**EXERCISE OBJECTIVE**
The whole of the data is to be returned without a single change.

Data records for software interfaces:
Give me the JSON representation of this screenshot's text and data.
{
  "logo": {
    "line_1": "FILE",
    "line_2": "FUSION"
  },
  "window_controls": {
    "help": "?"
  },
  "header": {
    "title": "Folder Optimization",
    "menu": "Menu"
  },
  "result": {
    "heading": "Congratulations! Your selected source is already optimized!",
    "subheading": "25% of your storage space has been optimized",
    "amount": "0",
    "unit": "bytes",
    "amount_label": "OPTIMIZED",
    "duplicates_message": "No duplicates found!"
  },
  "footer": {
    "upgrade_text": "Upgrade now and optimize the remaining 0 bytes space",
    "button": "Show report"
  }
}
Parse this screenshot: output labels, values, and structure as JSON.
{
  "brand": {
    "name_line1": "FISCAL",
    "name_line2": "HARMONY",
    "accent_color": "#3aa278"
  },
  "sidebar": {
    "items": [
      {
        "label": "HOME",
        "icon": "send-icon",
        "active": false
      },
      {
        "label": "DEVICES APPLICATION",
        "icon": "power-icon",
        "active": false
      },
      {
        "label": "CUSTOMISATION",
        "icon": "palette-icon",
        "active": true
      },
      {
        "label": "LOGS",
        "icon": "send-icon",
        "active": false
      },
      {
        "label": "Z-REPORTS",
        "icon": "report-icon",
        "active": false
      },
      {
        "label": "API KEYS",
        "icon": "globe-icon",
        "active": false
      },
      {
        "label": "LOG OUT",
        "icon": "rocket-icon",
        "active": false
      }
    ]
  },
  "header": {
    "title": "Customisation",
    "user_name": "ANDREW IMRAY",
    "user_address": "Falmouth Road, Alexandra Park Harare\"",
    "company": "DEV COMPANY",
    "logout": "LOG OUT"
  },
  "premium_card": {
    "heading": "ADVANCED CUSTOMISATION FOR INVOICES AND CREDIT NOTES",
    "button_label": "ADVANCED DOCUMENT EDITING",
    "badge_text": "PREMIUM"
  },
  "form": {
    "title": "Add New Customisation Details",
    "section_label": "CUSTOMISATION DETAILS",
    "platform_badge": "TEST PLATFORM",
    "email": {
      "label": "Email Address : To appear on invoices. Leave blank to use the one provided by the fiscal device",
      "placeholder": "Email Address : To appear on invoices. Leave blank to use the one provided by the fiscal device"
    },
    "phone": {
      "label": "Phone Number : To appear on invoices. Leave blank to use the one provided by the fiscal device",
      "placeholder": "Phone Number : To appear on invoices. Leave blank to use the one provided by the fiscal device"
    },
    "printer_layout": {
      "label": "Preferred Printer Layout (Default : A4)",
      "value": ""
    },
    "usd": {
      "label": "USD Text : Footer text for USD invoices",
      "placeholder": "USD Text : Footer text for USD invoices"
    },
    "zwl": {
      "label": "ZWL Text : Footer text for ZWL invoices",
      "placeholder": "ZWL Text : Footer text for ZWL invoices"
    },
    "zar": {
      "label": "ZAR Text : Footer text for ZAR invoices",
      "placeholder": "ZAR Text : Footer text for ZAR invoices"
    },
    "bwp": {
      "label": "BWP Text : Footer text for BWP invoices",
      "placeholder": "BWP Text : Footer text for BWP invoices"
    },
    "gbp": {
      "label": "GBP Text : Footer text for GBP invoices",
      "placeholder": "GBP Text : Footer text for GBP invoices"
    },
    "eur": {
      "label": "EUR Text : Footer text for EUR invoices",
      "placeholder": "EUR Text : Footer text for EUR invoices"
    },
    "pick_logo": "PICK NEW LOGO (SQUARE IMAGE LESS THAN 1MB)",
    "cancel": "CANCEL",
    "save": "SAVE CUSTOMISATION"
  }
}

**ANSWER SPACE**
Give me the JSON representation of this screenshot's text and data.
{
  "logo": {
    "line_1": "FILE",
    "line_2": "FUSION"
  },
  "window_controls": {
    "help": "?"
  },
  "header": {
    "title": "Folder Optimization",
    "menu": "Menu"
  },
  "result": {
    "heading": "Congratulations! Your selected source is already optimized!",
    "subheading": "25% of your storage space has been optimized",
    "amount": "0",
    "unit": "bytes",
    "amount_label": "OPTIMIZED",
    "duplicates_message": "No duplicates found!"
  },
  "footer": {
    "upgrade_text": "Upgrade now and optimize the remaining 0 bytes space",
    "button": "Show report"
  }
}
Parse this screenshot: output labels, values, and structure as JSON.
{
  "brand": {
    "name_line1": "FISCAL",
    "name_line2": "HARMONY",
    "accent_color": "#3aa278"
  },
  "sidebar": {
    "items": [
      {
        "label": "HOME",
        "icon": "send-icon",
        "active": false
      },
      {
        "label": "DEVICES APPLICATION",
        "icon": "power-icon",
        "active": false
      },
      {
        "label": "CUSTOMISATION",
        "icon": "palette-icon",
        "active": true
      },
      {
        "label": "LOGS",
        "icon": "send-icon",
        "active": false
      },
      {
        "label": "Z-REPORTS",
        "icon": "report-icon",
        "active": false
      },
      {
        "label": "API KEYS",
        "icon": "globe-icon",
        "active": false
      },
      {
        "label": "LOG OUT",
        "icon": "rocket-icon",
        "active": false
      }
    ]
  },
  "header": {
    "title": "Customisation",
    "user_name": "ANDREW IMRAY",
    "user_address": "Falmouth Road, Alexandra Park Harare\"",
    "company": "DEV COMPANY",
    "logout": "LOG OUT"
  },
  "premium_card": {
    "heading": "ADVANCED CUSTOMISATION FOR INVOICES AND CREDIT NOTES",
    "button_label": "ADVANCED DOCUMENT EDITING",
    "badge_text": "PREMIUM"
  },
  "form": {
    "title": "Add New Customisation Details",
    "section_label": "CUSTOMISATION DETAILS",
    "platform_badge": "TEST PLATFORM",
    "email": {
      "label": "Email Address : To appear on invoices. Leave blank to use the one provided by the fiscal device",
      "placeholder": "Email Address : To appear on invoices. Leave blank to use the one provided by the fiscal device"
    },
    "phone": {
      "label": "Phone Number : To appear on invoices. Leave blank to use the one provided by the fiscal device",
      "placeholder": "Phone Number : To appear on invoices. Leave blank to use the one provided by the fiscal device"
    },
    "printer_layout": {
      "label": "Preferred Printer Layout (Default : A4)",
      "value": ""
    },
    "usd": {
      "label": "USD Text : Footer text for USD invoices",
      "placeholder": "USD Text : Footer text for USD invoices"
    },
    "zwl": {
      "label": "ZWL Text : Footer text for ZWL invoices",
      "placeholder": "ZWL Text : Footer text for ZWL invoices"
    },
    "zar": {
      "label": "ZAR Text : Footer text for ZAR invoices",
      "placeholder": "ZAR Text : Footer text for ZAR invoices"
    },
    "bwp": {
      "label": "BWP Text : Footer text for BWP invoices",
      "placeholder": "BWP Text : Footer text for BWP invoices"
    },
    "gbp": {
      "label": "GBP Text : Footer text for GBP invoices",
      "placeholder": "GBP Text : Footer text for GBP invoices"
    },
    "eur": {
      "label": "EUR Text : Footer text for EUR invoices",
      "placeholder": "EUR Text : Footer text for EUR invoices"
    },
    "pick_logo": "PICK NEW LOGO (SQUARE IMAGE LESS THAN 1MB)",
    "cancel": "CANCEL",
    "save": "SAVE CUSTOMISATION"
  }
}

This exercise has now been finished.